  4. NascentOxygen

    Staff: Mentor

    step 1. Write down all of the equations you know that might be useful here.
     
  5. 1. v=u+at (cannot use because there is no time or final velocity)
    2. s= (u+v)/2 x t (cannot use because no time, distance or inital and final velocity)
    3. s= ut + 1/2 at^2 (cannot use because there is no initial or final velocities or time or distance)
    4. v^2 = u^2 +2as (cannot use this one because we have no inital or terminal velocity or distance)

    Others
    s=d/t (I'll most likely (definately) use this at the end when I have my horizontal and veritcle components)

    I'm sorry, but I honestly dont see how I can just have 1 variable when using any of these kinematics (when solving for the horizontal and veritcle components). Could using simultaneous equations be answer?

    What I already know:
    Distance from fence to launch point = 100m
    Gravitational Acceleration = -9.8m/s or 9.8m/s
    Angle of launch = 45 degrees
    the x and y components would be equal? :confused:

    What I need to know:
    x and y components
    total distace covered while in the air
    time of flight?
    inital velocity
     
    Last edited: Oct 4, 2011
  6. NascentOxygen

    Staff: Mentor

    It's fired with a velocity V at 45 degrees. Write the horizontal component of firing speed, in terms of V. Write the vertical component of firing speed, in terms of V.
     
  7. Sorry mate, but I'm not exactly sure what is meant by "in terms of" :confused:
     
  8. NascentOxygen

    Staff: Mentor

    Okay. :smile:

    It's fired with a velocity V at 45 degrees. Write the horizontal component of that.

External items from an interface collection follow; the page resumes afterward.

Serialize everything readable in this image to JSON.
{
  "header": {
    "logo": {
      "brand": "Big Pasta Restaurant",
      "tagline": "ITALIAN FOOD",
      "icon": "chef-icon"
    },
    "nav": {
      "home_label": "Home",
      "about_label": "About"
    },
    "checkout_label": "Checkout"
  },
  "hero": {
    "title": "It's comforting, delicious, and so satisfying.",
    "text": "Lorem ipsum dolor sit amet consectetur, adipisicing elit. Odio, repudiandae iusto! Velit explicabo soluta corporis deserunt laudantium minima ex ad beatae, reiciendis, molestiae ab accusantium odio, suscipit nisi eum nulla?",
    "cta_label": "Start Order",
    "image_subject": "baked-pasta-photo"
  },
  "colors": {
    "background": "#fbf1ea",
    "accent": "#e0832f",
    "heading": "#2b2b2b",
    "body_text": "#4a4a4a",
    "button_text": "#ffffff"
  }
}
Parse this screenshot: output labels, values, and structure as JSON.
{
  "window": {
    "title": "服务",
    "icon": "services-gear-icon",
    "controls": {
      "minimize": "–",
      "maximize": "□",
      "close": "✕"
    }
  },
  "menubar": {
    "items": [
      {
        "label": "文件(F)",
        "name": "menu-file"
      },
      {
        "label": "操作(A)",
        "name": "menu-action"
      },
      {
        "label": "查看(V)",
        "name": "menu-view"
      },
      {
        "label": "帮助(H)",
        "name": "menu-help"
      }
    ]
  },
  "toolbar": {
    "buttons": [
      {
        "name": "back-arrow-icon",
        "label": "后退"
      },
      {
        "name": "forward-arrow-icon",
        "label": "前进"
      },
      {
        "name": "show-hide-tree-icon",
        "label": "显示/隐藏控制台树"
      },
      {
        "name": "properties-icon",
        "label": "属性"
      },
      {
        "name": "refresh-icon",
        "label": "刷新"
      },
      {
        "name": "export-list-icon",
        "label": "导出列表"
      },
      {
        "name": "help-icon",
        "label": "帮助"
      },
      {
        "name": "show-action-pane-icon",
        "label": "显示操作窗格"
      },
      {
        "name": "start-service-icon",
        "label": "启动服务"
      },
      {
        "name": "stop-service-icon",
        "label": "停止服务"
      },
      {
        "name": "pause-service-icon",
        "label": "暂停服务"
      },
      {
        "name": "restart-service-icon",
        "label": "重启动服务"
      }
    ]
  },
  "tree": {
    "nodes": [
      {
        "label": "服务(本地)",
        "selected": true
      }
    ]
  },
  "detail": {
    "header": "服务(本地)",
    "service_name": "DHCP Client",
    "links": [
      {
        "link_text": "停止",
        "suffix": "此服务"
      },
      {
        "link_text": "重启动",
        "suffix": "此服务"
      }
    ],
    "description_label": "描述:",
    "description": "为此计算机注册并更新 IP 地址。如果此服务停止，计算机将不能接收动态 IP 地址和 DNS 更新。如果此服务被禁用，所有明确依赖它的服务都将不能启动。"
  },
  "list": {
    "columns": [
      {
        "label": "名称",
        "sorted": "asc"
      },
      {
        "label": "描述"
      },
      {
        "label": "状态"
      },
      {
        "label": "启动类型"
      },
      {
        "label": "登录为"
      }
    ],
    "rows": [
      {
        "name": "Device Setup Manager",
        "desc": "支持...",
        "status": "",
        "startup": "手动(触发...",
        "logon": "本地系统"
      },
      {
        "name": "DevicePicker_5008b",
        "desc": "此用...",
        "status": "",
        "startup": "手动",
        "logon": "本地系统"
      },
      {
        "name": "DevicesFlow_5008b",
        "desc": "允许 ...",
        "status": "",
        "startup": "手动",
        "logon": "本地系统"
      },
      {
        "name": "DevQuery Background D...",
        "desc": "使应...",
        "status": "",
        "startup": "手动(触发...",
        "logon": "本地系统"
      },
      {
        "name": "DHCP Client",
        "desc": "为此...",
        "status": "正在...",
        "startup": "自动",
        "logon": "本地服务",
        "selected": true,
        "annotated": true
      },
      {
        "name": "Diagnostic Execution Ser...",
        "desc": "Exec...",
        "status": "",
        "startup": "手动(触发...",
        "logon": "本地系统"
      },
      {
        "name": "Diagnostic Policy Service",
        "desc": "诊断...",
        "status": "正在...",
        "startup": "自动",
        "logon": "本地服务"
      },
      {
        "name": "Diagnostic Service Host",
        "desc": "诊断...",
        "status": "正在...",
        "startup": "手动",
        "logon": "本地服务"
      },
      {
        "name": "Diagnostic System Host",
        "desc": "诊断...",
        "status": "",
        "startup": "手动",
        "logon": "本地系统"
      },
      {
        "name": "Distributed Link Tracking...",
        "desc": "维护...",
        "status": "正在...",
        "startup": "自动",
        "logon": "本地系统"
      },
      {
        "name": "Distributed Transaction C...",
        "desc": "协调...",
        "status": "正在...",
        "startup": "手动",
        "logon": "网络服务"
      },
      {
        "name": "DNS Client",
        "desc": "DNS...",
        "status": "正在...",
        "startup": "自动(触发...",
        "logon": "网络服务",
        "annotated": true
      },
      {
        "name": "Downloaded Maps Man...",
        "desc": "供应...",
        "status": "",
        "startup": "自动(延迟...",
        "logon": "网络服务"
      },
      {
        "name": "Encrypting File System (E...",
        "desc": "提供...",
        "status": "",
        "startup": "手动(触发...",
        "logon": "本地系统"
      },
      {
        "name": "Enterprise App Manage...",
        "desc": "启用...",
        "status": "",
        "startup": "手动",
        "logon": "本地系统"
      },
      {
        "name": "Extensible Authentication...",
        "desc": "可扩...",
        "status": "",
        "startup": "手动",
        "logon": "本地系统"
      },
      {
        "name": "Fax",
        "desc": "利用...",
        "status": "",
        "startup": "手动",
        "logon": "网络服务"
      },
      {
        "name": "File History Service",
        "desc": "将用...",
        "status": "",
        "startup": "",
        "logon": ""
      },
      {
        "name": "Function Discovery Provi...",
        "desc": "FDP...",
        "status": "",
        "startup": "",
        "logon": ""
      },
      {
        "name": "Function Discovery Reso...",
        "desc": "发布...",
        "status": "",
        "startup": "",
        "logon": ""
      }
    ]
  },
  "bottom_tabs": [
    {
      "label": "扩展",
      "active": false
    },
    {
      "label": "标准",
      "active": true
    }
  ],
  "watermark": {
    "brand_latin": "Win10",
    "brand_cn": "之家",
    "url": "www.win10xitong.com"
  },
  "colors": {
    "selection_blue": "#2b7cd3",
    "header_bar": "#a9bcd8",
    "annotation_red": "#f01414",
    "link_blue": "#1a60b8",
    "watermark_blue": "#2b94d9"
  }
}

    Now write the vertical component.
     
  9. So the verticle component would be

    Sinθ = o/V
    Sin(45 = o/V


    The horizontal component

    Cosθ = a/V
    Cos(45 = a/V

    where hypotenues is equal to V

    what now? this is where I get stuck because I don't know if I have enough infomation to move on or am I missing something:confused:
     
  10. NascentOxygen

    Staff: Mentor

    What is o? What is a? This topic reserves a for acceleration. If you use the same symbols for different things, you will soon get confused.

    Besides, I can't see your expression for the horizontal velocity.
     
  11. sorry, I was using trig functions where o = opposite and a = adjacent.

    I might just keep it as: a = adj and o = opp

    Can I use Cosθ = adj/hyp or speed=distance/time to figure out the horizontal component?
     
  12. if the initial speed is v0, the horizontal component is u0=v0*cosθ and the vertical w0=v0*sinθ.

    Do you see this? :)
     
    Last edited: Oct 4, 2011
  13. I think so, but I don't see how you can get numbers out of those letters :biggrin: :confused:
     
  14. one step at a time ;)
    you may be used to other notations like v_x instead of u or whatever, but get comfortable with what components mean first.
     
  15. this excerise is a bit tricky, cause as you say, it's "the other way around". but we know, considering the equations for the two components, that;

    6m= - gt^2+V0*sinθ*t (the relevant velocity is here the vertical hence the sine)

    100m= V0*cosθ*t (the horizontal velocity calls for the use of a cosine)


    everybody concur? :)
    Since we have 2 equations and 2 unknowns, finding the answer for V0, the initial velocity, is just some algebraic puzzlework.
     
    Last edited: Oct 4, 2011
  16. NascentOxygen

    Staff: Mentor

    Yes, it does look like 3 unknowns, but since we were told that theta is 45 degrees, then that leaves only two unknowns.
     
  17. You're absolutely right, I forgot to insert for theta. It's best to keep the symbols as long as possible though, to obtain a more general solution :)
     
  18. So simultaneous equations?
     
  19. NascentOxygen

    Staff: Mentor

    Yes.
     
  20. I'm not sure if this is correct, but what if I say that the launch point was 6 metres above ground and I removed the fence. Would the time of flight be that same if the launch was on the ground and the fence was 100m away?
     
  21. if the velocity of the y component is zero at 100 meters away and Vy=V0 - gt, then what does that tell you about the time it takes to get there?
     
Know someone interested in this topic? Share a link to this question via email, Google+, Twitter, or Facebook

Have something to add?